--- Required work ---
Print out each entry without alteration, and keep the pictures out.

Items from an interface collection
::::::::::

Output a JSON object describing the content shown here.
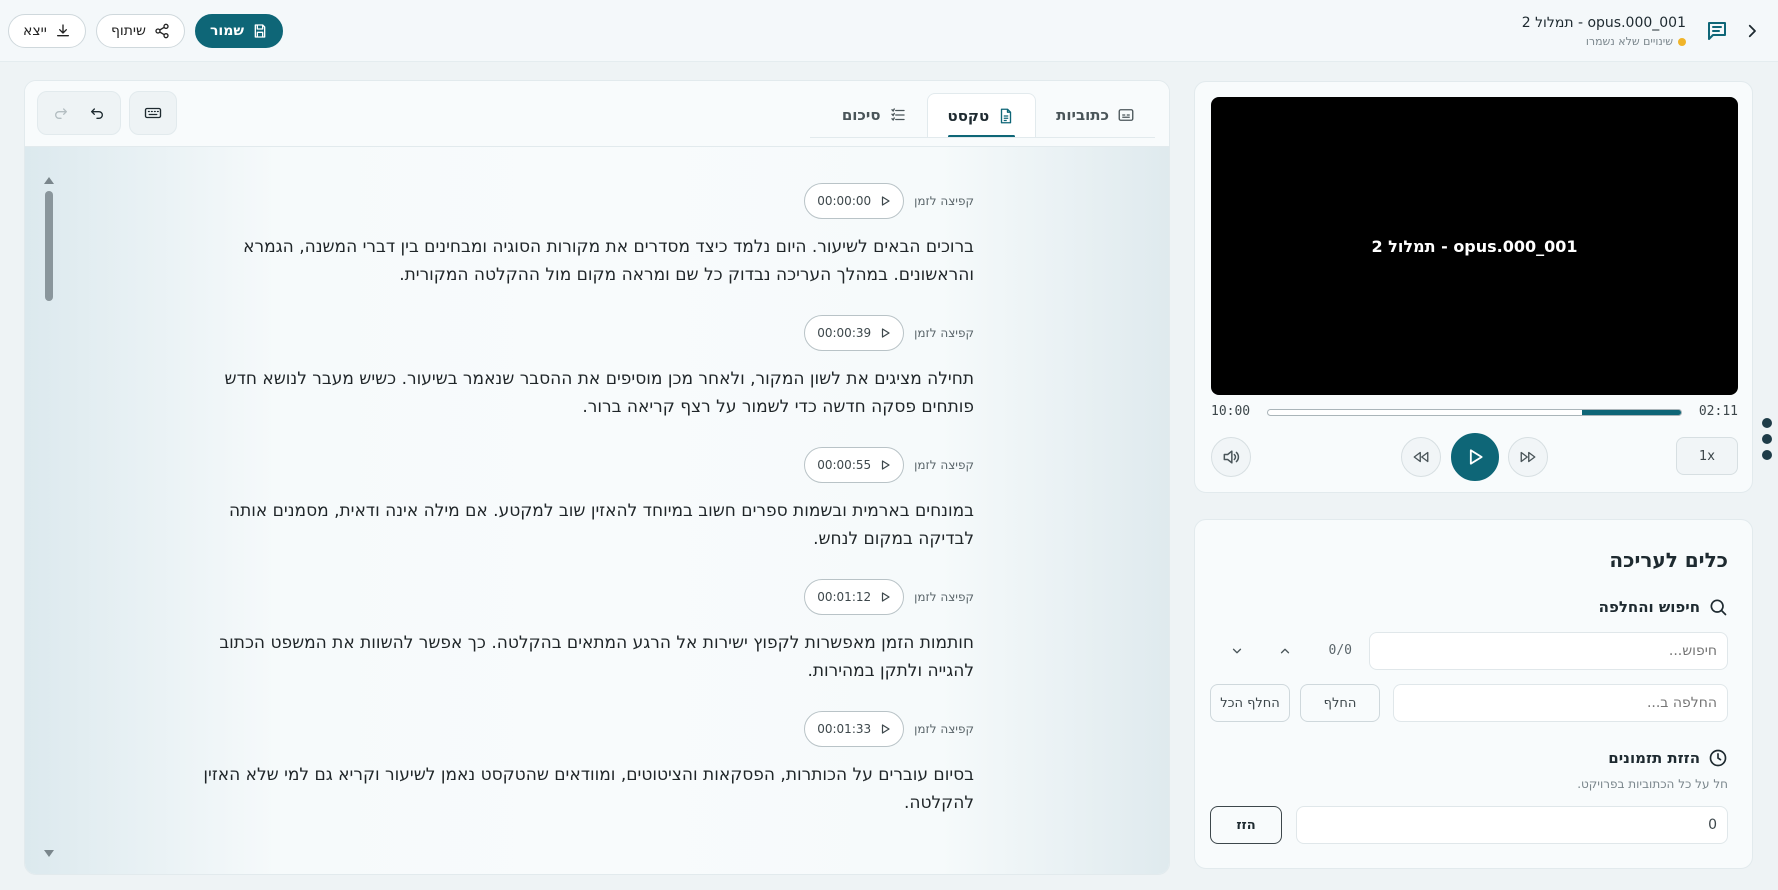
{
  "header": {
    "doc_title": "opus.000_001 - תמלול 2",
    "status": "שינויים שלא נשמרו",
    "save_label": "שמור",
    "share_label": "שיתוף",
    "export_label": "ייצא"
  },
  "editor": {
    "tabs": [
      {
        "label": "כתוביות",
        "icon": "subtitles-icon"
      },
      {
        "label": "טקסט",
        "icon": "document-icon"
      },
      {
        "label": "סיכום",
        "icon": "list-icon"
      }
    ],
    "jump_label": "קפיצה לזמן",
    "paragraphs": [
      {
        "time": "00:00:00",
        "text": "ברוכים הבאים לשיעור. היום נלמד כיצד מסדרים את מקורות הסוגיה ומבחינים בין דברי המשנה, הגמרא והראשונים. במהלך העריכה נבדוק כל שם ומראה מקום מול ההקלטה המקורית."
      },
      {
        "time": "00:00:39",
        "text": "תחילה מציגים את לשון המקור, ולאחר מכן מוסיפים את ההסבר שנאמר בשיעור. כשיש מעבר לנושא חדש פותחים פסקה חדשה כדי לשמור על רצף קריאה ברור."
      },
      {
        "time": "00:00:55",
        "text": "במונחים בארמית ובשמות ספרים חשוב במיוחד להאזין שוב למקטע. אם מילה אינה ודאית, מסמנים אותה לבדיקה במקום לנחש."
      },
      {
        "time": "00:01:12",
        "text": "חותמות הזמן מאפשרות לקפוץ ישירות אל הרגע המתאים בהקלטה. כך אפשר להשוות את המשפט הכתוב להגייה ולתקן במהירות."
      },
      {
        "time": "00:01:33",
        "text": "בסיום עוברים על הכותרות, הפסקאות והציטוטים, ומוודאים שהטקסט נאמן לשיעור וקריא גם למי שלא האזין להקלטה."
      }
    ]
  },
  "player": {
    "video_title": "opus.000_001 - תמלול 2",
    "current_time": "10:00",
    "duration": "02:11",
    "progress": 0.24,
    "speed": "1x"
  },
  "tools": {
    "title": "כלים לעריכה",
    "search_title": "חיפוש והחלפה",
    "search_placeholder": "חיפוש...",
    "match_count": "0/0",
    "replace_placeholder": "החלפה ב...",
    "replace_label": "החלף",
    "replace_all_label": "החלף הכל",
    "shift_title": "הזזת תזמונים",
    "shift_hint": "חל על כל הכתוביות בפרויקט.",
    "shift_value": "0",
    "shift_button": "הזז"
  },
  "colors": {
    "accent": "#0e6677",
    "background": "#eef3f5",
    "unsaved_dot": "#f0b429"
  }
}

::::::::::

--- Result below ---
Output a JSON object describing the content shown here.
{
  "header": {
    "doc_title": "opus.000_001 - תמלול 2",
    "status": "שינויים שלא נשמרו",
    "save_label": "שמור",
    "share_label": "שיתוף",
    "export_label": "ייצא"
  },
  "editor": {
    "tabs": [
      {
        "label": "כתוביות",
        "icon": "subtitles-icon"
      },
      {
        "label": "טקסט",
        "icon": "document-icon"
      },
      {
        "label": "סיכום",
        "icon": "list-icon"
      }
    ],
    "jump_label": "קפיצה לזמן",
    "paragraphs": [
      {
        "time": "00:00:00",
        "text": "ברוכים הבאים לשיעור. היום נלמד כיצד מסדרים את מקורות הסוגיה ומבחינים בין דברי המשנה, הגמרא והראשונים. במהלך העריכה נבדוק כל שם ומראה מקום מול ההקלטה המקורית."
      },
      {
        "time": "00:00:39",
        "text": "תחילה מציגים את לשון המקור, ולאחר מכן מוסיפים את ההסבר שנאמר בשיעור. כשיש מעבר לנושא חדש פותחים פסקה חדשה כדי לשמור על רצף קריאה ברור."
      },
      {
        "time": "00:00:55",
        "text": "במונחים בארמית ובשמות ספרים חשוב במיוחד להאזין שוב למקטע. אם מילה אינה ודאית, מסמנים אותה לבדיקה במקום לנחש."
      },
      {
        "time": "00:01:12",
        "text": "חותמות הזמן מאפשרות לקפוץ ישירות אל הרגע המתאים בהקלטה. כך אפשר להשוות את המשפט הכתוב להגייה ולתקן במהירות."
      },
      {
        "time": "00:01:33",
        "text": "בסיום עוברים על הכותרות, הפסקאות והציטוטים, ומוודאים שהטקסט נאמן לשיעור וקריא גם למי שלא האזין להקלטה."
      }
    ]
  },
  "player": {
    "video_title": "opus.000_001 - תמלול 2",
    "current_time": "10:00",
    "duration": "02:11",
    "progress": 0.24,
    "speed": "1x"
  },
  "tools": {
    "title": "כלים לעריכה",
    "search_title": "חיפוש והחלפה",
    "search_placeholder": "חיפוש...",
    "match_count": "0/0",
    "replace_placeholder": "החלפה ב...",
    "replace_label": "החלף",
    "replace_all_label": "החלף הכל",
    "shift_title": "הזזת תזמונים",
    "shift_hint": "חל על כל הכתוביות בפרויקט.",
    "shift_value": "0",
    "shift_button": "הזז"
  },
  "colors": {
    "accent": "#0e6677",
    "background": "#eef3f5",
    "unsaved_dot": "#f0b429"
  }
}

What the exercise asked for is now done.